- ASSIGNMENT
Count the lines in the records below that contain the word "author", and reply with only that number.

Entries from a dataset of interfaces
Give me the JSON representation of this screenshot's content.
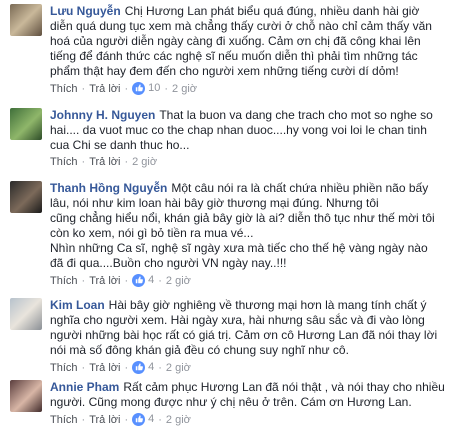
{
  "comments": [
    {
      "author": "Lưu Nguyễn",
      "text": "Chị Hương Lan phát biểu quá đúng, nhiều danh hài giờ\ndiễn quá dung tục xem mà chẳng thấy cười ở chỗ nào chỉ cảm thấy văn\nhoá của người diễn ngày càng đi xuống. Cảm ơn chị đã công khai lên\ntiếng để đánh thức các nghệ sĩ nếu muốn diễn thì phải tìm những tác\nphẩm thật hay đem đến cho người xem những tiếng cười dí dỏm!",
      "like": "Thích",
      "reply": "Trả lời",
      "reaction_count": "10",
      "time": "2 giờ"
    },
    {
      "author": "Johnny H. Nguyen",
      "text": "That la buon va dang che trach cho mot so nghe so\nhai.... da vuot muc co the chap nhan duoc....hy vong voi loi le chan tinh\ncua Chi se danh thuc ho...",
      "like": "Thích",
      "reply": "Trả lời",
      "reaction_count": "",
      "time": "2 giờ"
    },
    {
      "author": "Thanh Hồng Nguyễn",
      "text": "Một câu nói ra là chất chứa nhiều phiền não bấy\nlâu, nói như kim loan hài bây giờ thương mại đúng. Nhưng tôi\ncũng chẳng hiểu nổi, khán giả bây giờ là ai? diễn thô tục như thế mời tôi\ncòn ko xem, nói gì bỏ tiền ra mua vé...\nNhìn những Ca sĩ, nghệ sĩ ngày xưa mà tiếc cho thế hệ vàng ngày nào\nđã đi qua....Buồn cho người VN ngày nay..!!!",
      "like": "Thích",
      "reply": "Trả lời",
      "reaction_count": "4",
      "time": "2 giờ"
    },
    {
      "author": "Kim Loan",
      "text": "Hài bây giờ nghiêng về thương mại hơn là mang tính chất ý\nnghĩa cho người xem. Hài ngày xưa, hài nhưng sâu sắc và đi vào lòng\nngười những bài học rất có giá trị. Cảm ơn cô Hương Lan đã nói thay lời\nnói mà số đông khán giả đều có chung suy nghĩ như cô.",
      "like": "Thích",
      "reply": "Trả lời",
      "reaction_count": "4",
      "time": "2 giờ"
    },
    {
      "author": "Annie Pham",
      "text": "Rất cảm phục Hương Lan đã nói thật , và nói thay cho nhiều\nngười. Cũng mong được như ý chị nêu ở trên. Cám ơn Hương Lan.",
      "like": "Thích",
      "reply": "Trả lời",
      "reaction_count": "4",
      "time": "2 giờ"
    }
  ]
}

- SOLUTION FOR THIS TASK
5